* Work instructions: Report, from the records below, every line where the word "cane" appears.

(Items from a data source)
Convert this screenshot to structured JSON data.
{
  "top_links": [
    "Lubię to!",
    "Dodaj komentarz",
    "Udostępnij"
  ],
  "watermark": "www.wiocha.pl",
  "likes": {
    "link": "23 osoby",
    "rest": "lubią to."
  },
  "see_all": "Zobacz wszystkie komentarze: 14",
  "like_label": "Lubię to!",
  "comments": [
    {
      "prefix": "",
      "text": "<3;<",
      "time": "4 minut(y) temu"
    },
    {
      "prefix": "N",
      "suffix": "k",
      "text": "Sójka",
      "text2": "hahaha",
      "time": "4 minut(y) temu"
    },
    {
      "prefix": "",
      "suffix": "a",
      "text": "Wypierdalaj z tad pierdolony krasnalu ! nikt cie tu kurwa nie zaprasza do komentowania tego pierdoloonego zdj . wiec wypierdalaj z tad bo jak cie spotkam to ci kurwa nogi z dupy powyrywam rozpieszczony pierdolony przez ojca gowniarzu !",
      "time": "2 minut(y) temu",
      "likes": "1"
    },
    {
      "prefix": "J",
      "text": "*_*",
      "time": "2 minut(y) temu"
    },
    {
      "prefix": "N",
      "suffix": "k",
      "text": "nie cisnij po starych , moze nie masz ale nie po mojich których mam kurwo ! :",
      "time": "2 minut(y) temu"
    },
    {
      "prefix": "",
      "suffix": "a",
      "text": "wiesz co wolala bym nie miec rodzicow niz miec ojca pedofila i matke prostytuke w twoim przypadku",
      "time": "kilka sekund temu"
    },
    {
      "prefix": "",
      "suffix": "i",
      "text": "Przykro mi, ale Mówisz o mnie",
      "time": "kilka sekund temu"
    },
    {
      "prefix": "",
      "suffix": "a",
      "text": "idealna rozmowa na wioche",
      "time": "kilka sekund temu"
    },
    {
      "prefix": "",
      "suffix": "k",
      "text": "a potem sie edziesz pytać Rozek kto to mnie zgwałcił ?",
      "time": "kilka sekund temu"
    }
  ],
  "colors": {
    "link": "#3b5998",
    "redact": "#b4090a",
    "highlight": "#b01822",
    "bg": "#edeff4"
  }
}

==

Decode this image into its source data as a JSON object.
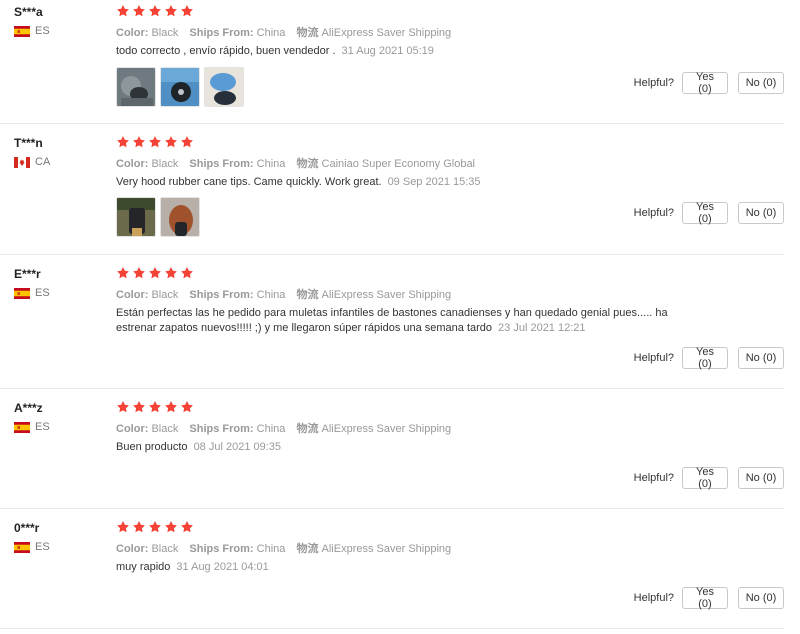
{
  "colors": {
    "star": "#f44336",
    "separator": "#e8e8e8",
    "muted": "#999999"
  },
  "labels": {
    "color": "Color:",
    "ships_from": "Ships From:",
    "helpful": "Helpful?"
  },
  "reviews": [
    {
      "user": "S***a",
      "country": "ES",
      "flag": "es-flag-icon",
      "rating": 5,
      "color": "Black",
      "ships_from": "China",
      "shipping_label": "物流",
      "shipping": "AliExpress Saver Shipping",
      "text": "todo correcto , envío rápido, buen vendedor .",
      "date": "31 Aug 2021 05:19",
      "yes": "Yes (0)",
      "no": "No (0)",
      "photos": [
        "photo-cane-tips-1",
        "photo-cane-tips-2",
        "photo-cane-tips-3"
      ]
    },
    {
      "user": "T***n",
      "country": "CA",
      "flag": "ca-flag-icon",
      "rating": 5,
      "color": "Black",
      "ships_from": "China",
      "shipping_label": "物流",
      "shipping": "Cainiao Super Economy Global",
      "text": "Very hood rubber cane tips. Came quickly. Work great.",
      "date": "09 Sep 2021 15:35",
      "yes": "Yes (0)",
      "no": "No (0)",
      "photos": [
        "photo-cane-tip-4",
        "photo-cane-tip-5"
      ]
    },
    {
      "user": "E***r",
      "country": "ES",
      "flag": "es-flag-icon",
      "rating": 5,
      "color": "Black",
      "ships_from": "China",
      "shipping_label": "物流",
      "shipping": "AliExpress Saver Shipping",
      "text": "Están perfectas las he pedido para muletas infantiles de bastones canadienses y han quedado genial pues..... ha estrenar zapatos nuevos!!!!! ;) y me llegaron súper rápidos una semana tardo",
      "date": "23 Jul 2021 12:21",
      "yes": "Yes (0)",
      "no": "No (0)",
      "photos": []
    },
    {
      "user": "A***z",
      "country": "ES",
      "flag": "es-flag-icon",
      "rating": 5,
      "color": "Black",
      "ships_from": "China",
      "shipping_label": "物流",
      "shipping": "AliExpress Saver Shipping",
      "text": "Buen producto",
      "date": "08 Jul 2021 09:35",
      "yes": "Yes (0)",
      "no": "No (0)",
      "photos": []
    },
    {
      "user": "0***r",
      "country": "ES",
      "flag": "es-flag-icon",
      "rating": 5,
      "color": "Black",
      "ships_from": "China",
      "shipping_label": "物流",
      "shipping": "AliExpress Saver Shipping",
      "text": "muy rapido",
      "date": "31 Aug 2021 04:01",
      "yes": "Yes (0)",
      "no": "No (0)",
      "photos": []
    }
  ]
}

* Answer space:
        "photo-cane-tips-1",
        "photo-cane-tips-2",
        "photo-cane-tips-3"
      "text": "Very hood rubber cane tips. Came quickly. Work great.",
        "photo-cane-tip-4",
        "photo-cane-tip-5"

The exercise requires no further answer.